╭─ RECORDS FOR THIS TASK

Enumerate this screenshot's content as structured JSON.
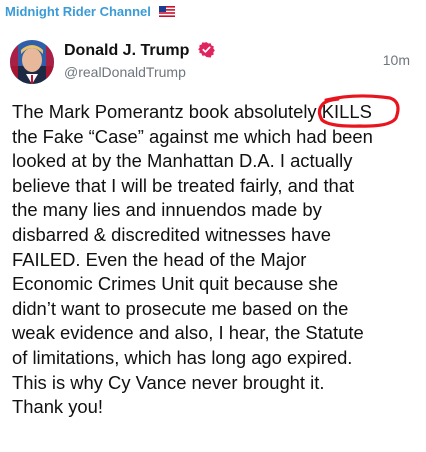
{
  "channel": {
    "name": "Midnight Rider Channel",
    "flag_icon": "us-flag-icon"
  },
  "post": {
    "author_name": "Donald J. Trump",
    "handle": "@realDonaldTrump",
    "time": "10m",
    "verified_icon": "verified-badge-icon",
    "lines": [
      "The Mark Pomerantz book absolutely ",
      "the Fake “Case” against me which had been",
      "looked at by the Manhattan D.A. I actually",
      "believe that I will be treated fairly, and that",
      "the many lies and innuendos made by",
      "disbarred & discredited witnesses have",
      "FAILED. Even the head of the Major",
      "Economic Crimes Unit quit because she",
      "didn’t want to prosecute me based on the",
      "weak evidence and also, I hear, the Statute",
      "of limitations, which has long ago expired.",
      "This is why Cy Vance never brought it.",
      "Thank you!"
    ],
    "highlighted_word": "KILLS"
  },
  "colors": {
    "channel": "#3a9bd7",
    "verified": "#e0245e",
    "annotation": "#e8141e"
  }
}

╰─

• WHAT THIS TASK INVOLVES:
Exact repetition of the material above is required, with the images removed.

• EXPECTED OUTPUT:
Enumerate this screenshot's content as structured JSON.
{
  "channel": {
    "name": "Midnight Rider Channel",
    "flag_icon": "us-flag-icon"
  },
  "post": {
    "author_name": "Donald J. Trump",
    "handle": "@realDonaldTrump",
    "time": "10m",
    "verified_icon": "verified-badge-icon",
    "lines": [
      "The Mark Pomerantz book absolutely ",
      "the Fake “Case” against me which had been",
      "looked at by the Manhattan D.A. I actually",
      "believe that I will be treated fairly, and that",
      "the many lies and innuendos made by",
      "disbarred & discredited witnesses have",
      "FAILED. Even the head of the Major",
      "Economic Crimes Unit quit because she",
      "didn’t want to prosecute me based on the",
      "weak evidence and also, I hear, the Statute",
      "of limitations, which has long ago expired.",
      "This is why Cy Vance never brought it.",
      "Thank you!"
    ],
    "highlighted_word": "KILLS"
  },
  "colors": {
    "channel": "#3a9bd7",
    "verified": "#e0245e",
    "annotation": "#e8141e"
  }
}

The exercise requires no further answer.